One cool October afternoon, I spotted this fuzzy insect sleeping on the leaf of an Abelmoschus manihot. I thought for sure it was a solitary bee, but upon closer inspection (and checking at BugGuide.net), I found out it was in fact a fly that takes on a bee-like appearance for its own evolutionary reasons: Eristalis tenax, the drone fly. Conveniently, he remained motionless as I repositioned his bed this way and that to take a few photos. Must have had a hard day going about its drone duties...

Blowflies

A small blowfly, probably the Lucilia illustris greenbottle. I see them around throughout the season, usually on flowers. greenbottle lucilia illustris
orange-bodied blowfly Here's another one, probably also in the Lucilia genus, just as irridescent, but with more of a bronze coloration.

And much, much more...

So many flies, most of them go without ID. Here's a sampling. long-legged fly Condylostylus (dolichopodidae)

This tiny thing caught my eye because it's so shiny and colorful. A long-legged fly in the dolichopodidae family, a species of Condylostylus. long-legged fly Condylostylus

This one, also a Condylostylus, wasn't quite as small, and more uniformly red in its metallic sheen. fruit fly Strauzia

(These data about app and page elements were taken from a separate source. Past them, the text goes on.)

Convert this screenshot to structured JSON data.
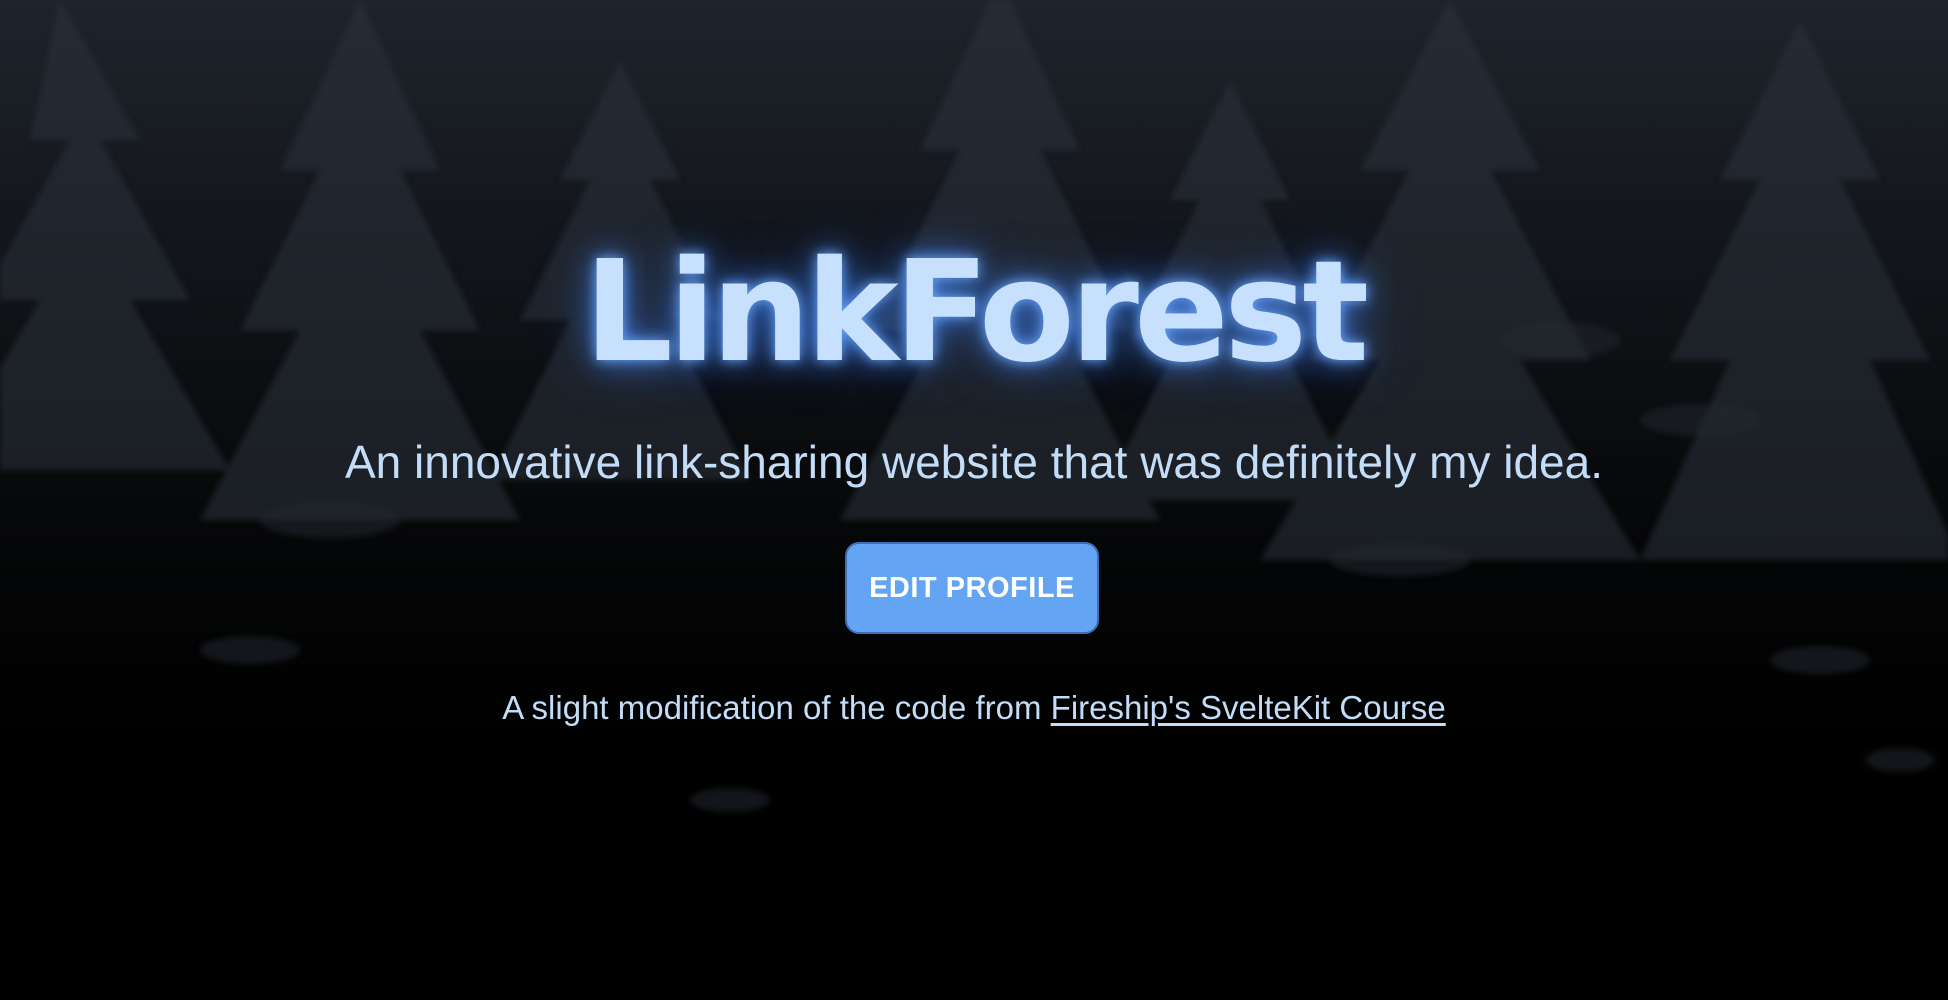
{
  "hero": {
    "title": "LinkForest",
    "subtitle": "An innovative link-sharing website that was definitely my idea.",
    "edit_button_label": "EDIT PROFILE"
  },
  "footer": {
    "credit_prefix": "A slight modification of the code from ",
    "credit_link_text": "Fireship's SvelteKit Course"
  },
  "colors": {
    "title": "#c6e0fd",
    "text": "#c3dcf7",
    "button": "#64a5f3",
    "background_top": "#1f242c",
    "background_bottom": "#000000"
  }
}
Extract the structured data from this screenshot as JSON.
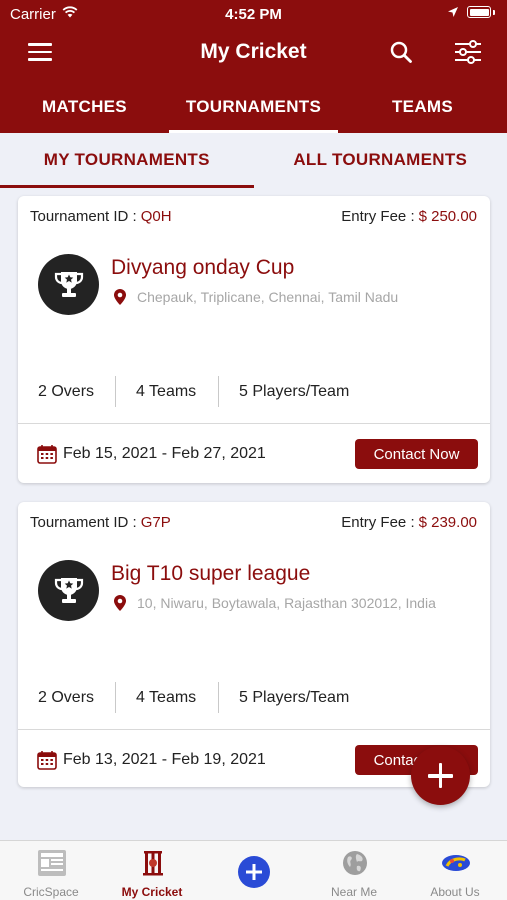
{
  "status_bar": {
    "carrier": "Carrier",
    "time": "4:52 PM"
  },
  "header": {
    "title": "My Cricket",
    "icons": [
      "hamburger-menu-icon",
      "search-icon",
      "filter-sliders-icon"
    ]
  },
  "main_tabs": [
    {
      "label": "MATCHES",
      "active": false
    },
    {
      "label": "TOURNAMENTS",
      "active": true
    },
    {
      "label": "TEAMS",
      "active": false
    }
  ],
  "sub_tabs": [
    {
      "label": "MY TOURNAMENTS",
      "active": true
    },
    {
      "label": "ALL TOURNAMENTS",
      "active": false
    }
  ],
  "tournaments": [
    {
      "id_label": "Tournament ID :",
      "id": "Q0H",
      "fee_label": "Entry Fee :",
      "fee": "$ 250.00",
      "name": "Divyang onday Cup",
      "location": "Chepauk, Triplicane, Chennai, Tamil Nadu",
      "overs": "2 Overs",
      "teams": "4 Teams",
      "players": "5 Players/Team",
      "dates": "Feb 15, 2021 - Feb 27, 2021",
      "contact_label": "Contact Now"
    },
    {
      "id_label": "Tournament ID :",
      "id": "G7P",
      "fee_label": "Entry Fee :",
      "fee": "$ 239.00",
      "name": "Big T10 super league",
      "location": "10, Niwaru, Boytawala, Rajasthan 302012, India",
      "overs": "2 Overs",
      "teams": "4 Teams",
      "players": "5 Players/Team",
      "dates": "Feb 13, 2021 - Feb 19, 2021",
      "contact_label": "Contact Now"
    }
  ],
  "bottom_nav": [
    {
      "label": "CricSpace",
      "icon": "cricspace-icon",
      "active": false
    },
    {
      "label": "My Cricket",
      "icon": "my-cricket-icon",
      "active": true
    },
    {
      "label": "",
      "icon": "add-circle-icon",
      "active": false
    },
    {
      "label": "Near Me",
      "icon": "globe-icon",
      "active": false
    },
    {
      "label": "About Us",
      "icon": "about-us-icon",
      "active": false
    }
  ],
  "colors": {
    "primary": "#8b0d0d",
    "background": "#eef0f7",
    "muted_text": "#a6a6a6",
    "nav_blue": "#2a4bd6"
  }
}
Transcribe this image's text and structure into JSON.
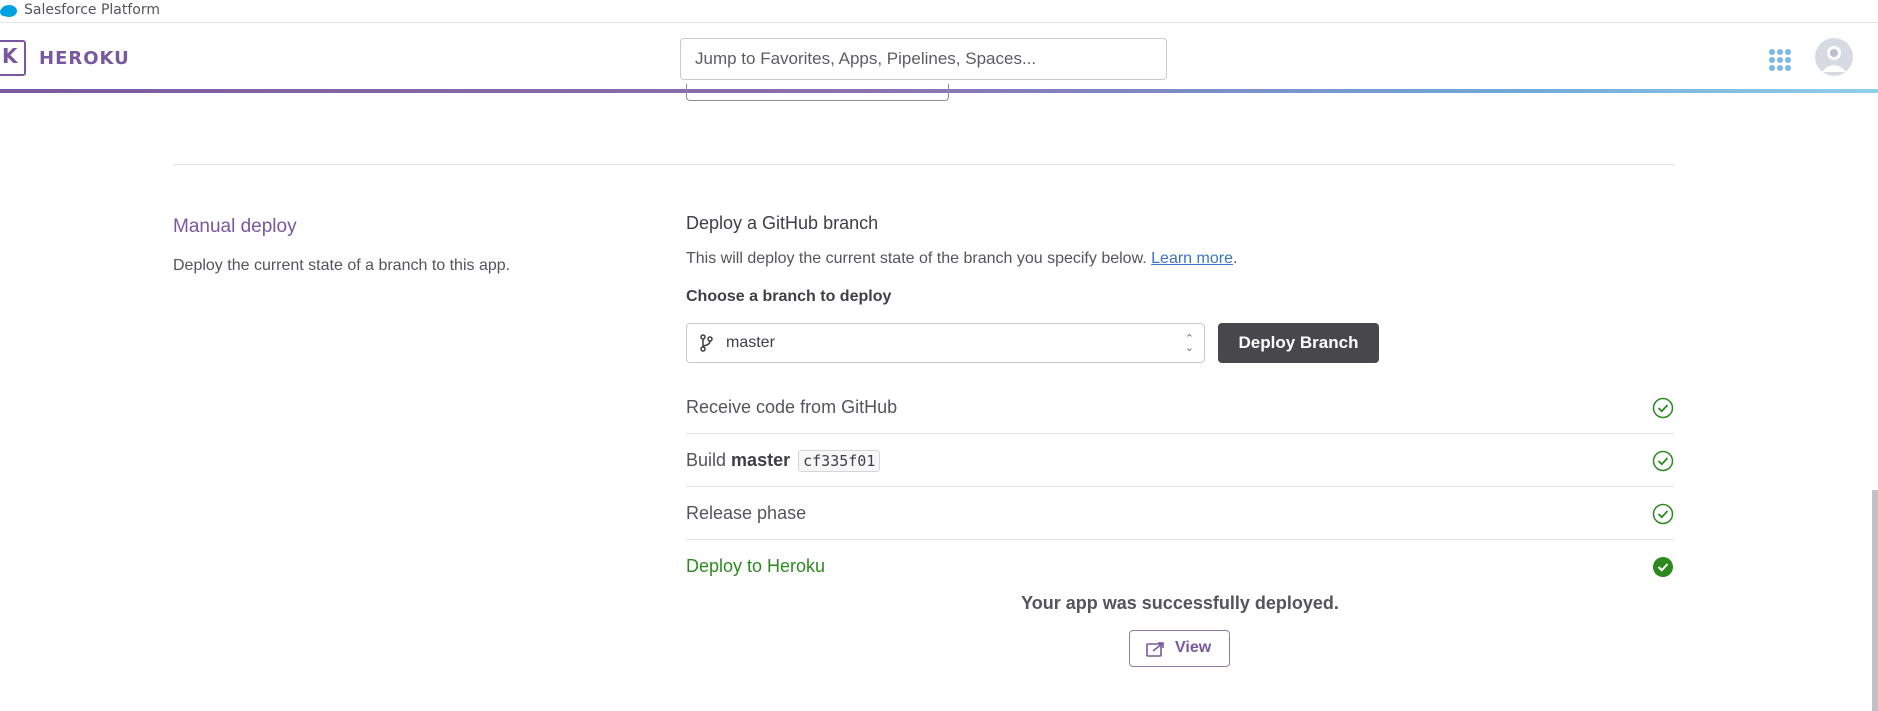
{
  "platform_bar": {
    "label": "Salesforce Platform"
  },
  "header": {
    "logo_letter": "K",
    "wordmark": "HEROKU",
    "search_placeholder": "Jump to Favorites, Apps, Pipelines, Spaces..."
  },
  "manual_deploy": {
    "title": "Manual deploy",
    "description": "Deploy the current state of a branch to this app.",
    "deploy_title": "Deploy a GitHub branch",
    "deploy_text": "This will deploy the current state of the branch you specify below.",
    "learn_more": "Learn more",
    "period": ".",
    "choose_label": "Choose a branch to deploy",
    "branch_value": "master",
    "deploy_button": "Deploy Branch"
  },
  "steps": [
    {
      "label": "Receive code from GitHub",
      "status": "complete"
    },
    {
      "label_prefix": "Build",
      "branch": "master",
      "commit": "cf335f01",
      "status": "complete"
    },
    {
      "label": "Release phase",
      "status": "complete"
    },
    {
      "label": "Deploy to Heroku",
      "status": "done"
    }
  ],
  "result": {
    "message": "Your app was successfully deployed.",
    "view_button": "View"
  },
  "colors": {
    "brand_purple": "#79589f",
    "success_green": "#2c8a1f",
    "link_blue": "#3c74c4"
  }
}
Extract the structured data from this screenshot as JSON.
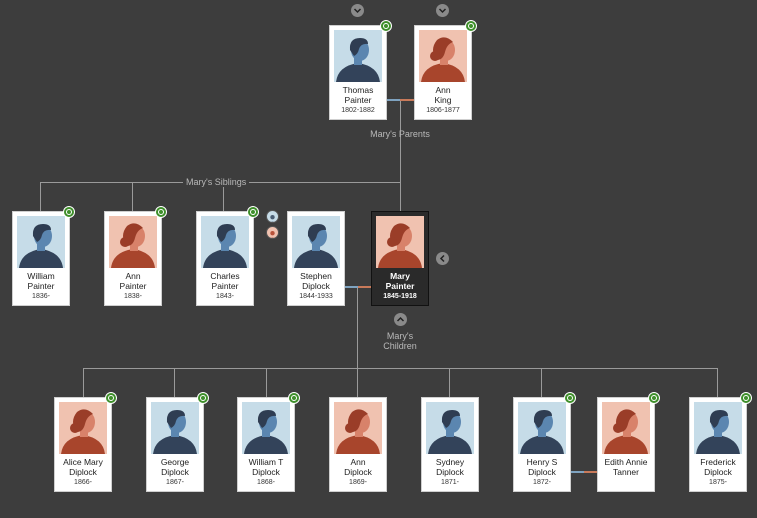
{
  "colors": {
    "background": "#3d3d3d",
    "male_bg": "#c6dce8",
    "female_bg": "#f0c2b0",
    "badge": "#3f8f2b"
  },
  "parents": {
    "label": "Mary's Parents",
    "father": {
      "name1": "Thomas",
      "name2": "Painter",
      "years": "1802-1882",
      "gender": "male",
      "icon": "hint-leaf-icon"
    },
    "mother": {
      "name1": "Ann",
      "name2": "King",
      "years": "1806-1877",
      "gender": "female",
      "icon": "hint-leaf-icon"
    }
  },
  "siblings": {
    "label": "Mary's Siblings",
    "people": [
      {
        "name1": "William",
        "name2": "Painter",
        "years": "1836-",
        "gender": "male"
      },
      {
        "name1": "Ann",
        "name2": "Painter",
        "years": "1838-",
        "gender": "female"
      },
      {
        "name1": "Charles",
        "name2": "Painter",
        "years": "1843-",
        "gender": "male"
      },
      {
        "name1": "Stephen",
        "name2": "Diplock",
        "years": "1844-1933",
        "gender": "male"
      }
    ]
  },
  "focus": {
    "name1": "Mary",
    "name2": "Painter",
    "years": "1845-1918",
    "gender": "female"
  },
  "children": {
    "label1": "Mary's",
    "label2": "Children",
    "people": [
      {
        "name1": "Alice Mary",
        "name2": "Diplock",
        "years": "1866-",
        "gender": "female"
      },
      {
        "name1": "George",
        "name2": "Diplock",
        "years": "1867-",
        "gender": "male"
      },
      {
        "name1": "William T",
        "name2": "Diplock",
        "years": "1868-",
        "gender": "male"
      },
      {
        "name1": "Ann",
        "name2": "Diplock",
        "years": "1869-",
        "gender": "female"
      },
      {
        "name1": "Sydney",
        "name2": "Diplock",
        "years": "1871-",
        "gender": "male"
      },
      {
        "name1": "Henry S",
        "name2": "Diplock",
        "years": "1872-",
        "gender": "male"
      },
      {
        "name1": "Edith Annie",
        "name2": "Tanner",
        "years": "",
        "gender": "female"
      },
      {
        "name1": "Frederick",
        "name2": "Diplock",
        "years": "1875-",
        "gender": "male"
      }
    ]
  },
  "icons": {
    "expand_up": "chevron-down-icon",
    "collapse_children": "chevron-up-icon",
    "collapse_side": "chevron-left-icon"
  }
}
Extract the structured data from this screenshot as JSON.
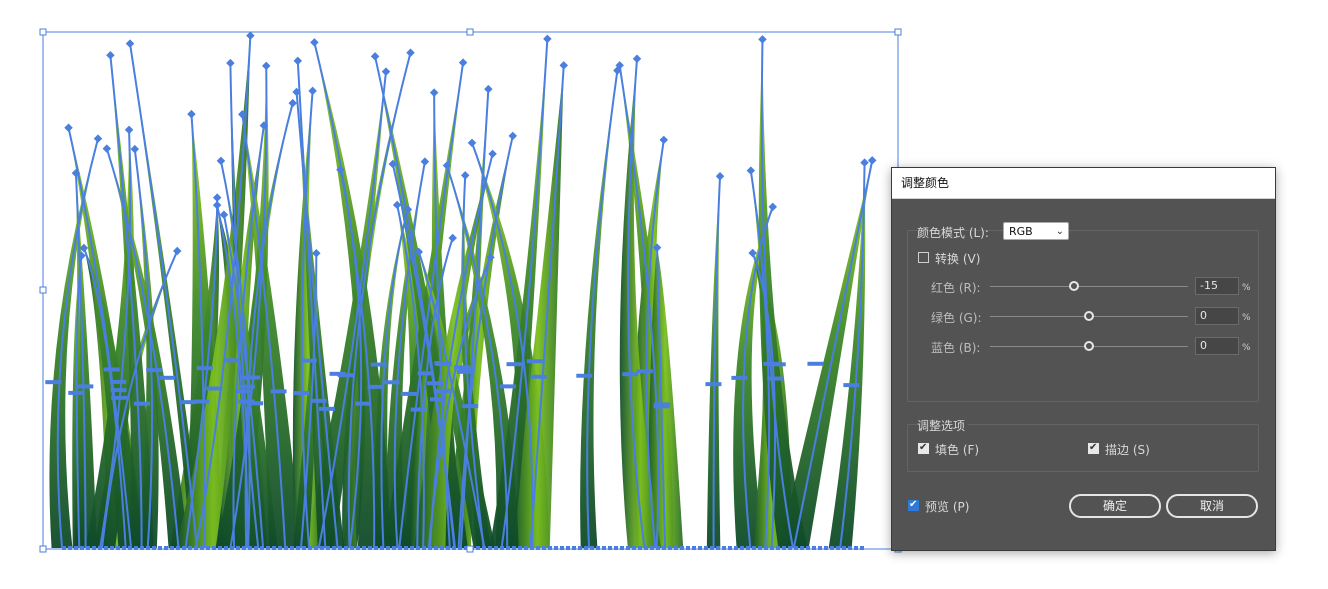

Several of these fruit flies (in the Strauzia genus) were roaming the undersides of sunflower leaves for a few weeks in early summer. I think of them as punk rock flies! thickheaded fly conopidae

 

This is a thickheaded fly from family Conopidae, most likely a species in genus Physocephala. They look like slender-waisted wasps, but their wings give them away.

Bee flies

Xenox tigrinus: tiger bee fly

Bee flies are furry like bees, but their other anatomical characteristics give away their flydom. The first time I noticed one, an impressive specimen of tiger bee fly (Xenox tigrinus), it particularly attracted to me and my shirt one day in August. The attraction wasn't mutual, but he looked cool enough for me to take his picture. Since then, I've seen several more, although I don't consider them common in our garden. The one shown here was perched on the kids' swingset.

Mosquitos and such

Looking like a huge mosquito, luckily this insect, a cranefly (Tipulidae family) doesn't bite. Like mosquitos, though, it likes moist environments, and its larvae are aquatic. tipulidae crane fly

Visitors to this page have left the following comments


 

I welcome comments about my web pages; feel free to use the form below to leave feedback about this particular page. For the benefit of other visitors to these pages, I will list any relevant comments you leave, and if appropriate, I will update my page to correct mis-information. Faced with an ever-increasing onslaught of spam, I'm forced to discard any comments including html markups. Please submit your comment as plain text. If you have a comment about the website as a whole, please leave it in my guestbook. If you have a question that needs a personal response, please e-mail me.

Your name

Your comments

home garden plants wildlife seed plant sale topics guestbook journal plantlinks

Last modified: November 29, 2011
Contact me